◆ Work to be completed
Copy each line of the records that holds the string "Highest".

::::::

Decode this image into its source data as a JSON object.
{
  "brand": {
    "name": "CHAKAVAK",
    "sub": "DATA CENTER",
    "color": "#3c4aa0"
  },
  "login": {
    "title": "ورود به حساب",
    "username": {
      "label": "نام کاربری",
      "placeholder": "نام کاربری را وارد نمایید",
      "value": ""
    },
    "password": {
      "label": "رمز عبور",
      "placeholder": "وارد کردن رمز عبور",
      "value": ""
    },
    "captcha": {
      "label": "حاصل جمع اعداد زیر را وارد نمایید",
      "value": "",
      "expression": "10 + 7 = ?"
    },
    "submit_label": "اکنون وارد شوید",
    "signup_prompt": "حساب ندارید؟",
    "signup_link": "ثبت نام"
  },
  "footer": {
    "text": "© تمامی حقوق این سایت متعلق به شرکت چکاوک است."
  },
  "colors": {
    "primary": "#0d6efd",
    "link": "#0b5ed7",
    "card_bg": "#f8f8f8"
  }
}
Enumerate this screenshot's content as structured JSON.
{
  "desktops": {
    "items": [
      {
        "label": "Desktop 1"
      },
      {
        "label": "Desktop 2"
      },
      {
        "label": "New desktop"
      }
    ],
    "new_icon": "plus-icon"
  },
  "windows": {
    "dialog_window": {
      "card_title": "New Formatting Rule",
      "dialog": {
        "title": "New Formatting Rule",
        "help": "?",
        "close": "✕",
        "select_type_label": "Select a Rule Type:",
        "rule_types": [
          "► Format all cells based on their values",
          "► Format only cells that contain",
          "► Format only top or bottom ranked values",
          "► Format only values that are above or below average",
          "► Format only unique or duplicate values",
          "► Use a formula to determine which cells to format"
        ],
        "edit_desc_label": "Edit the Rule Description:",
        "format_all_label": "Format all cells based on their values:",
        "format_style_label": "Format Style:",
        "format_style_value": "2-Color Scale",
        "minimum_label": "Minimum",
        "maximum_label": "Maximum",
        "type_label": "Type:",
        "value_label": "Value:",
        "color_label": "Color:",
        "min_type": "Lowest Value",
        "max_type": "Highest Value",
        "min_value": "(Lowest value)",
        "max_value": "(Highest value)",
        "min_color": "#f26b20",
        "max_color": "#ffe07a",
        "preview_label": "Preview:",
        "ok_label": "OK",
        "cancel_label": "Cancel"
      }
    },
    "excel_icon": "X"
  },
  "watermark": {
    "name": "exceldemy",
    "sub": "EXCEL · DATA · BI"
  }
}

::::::

◆ Exercise result
        "max_type": "Highest Value",
        "max_value": "(Highest value)",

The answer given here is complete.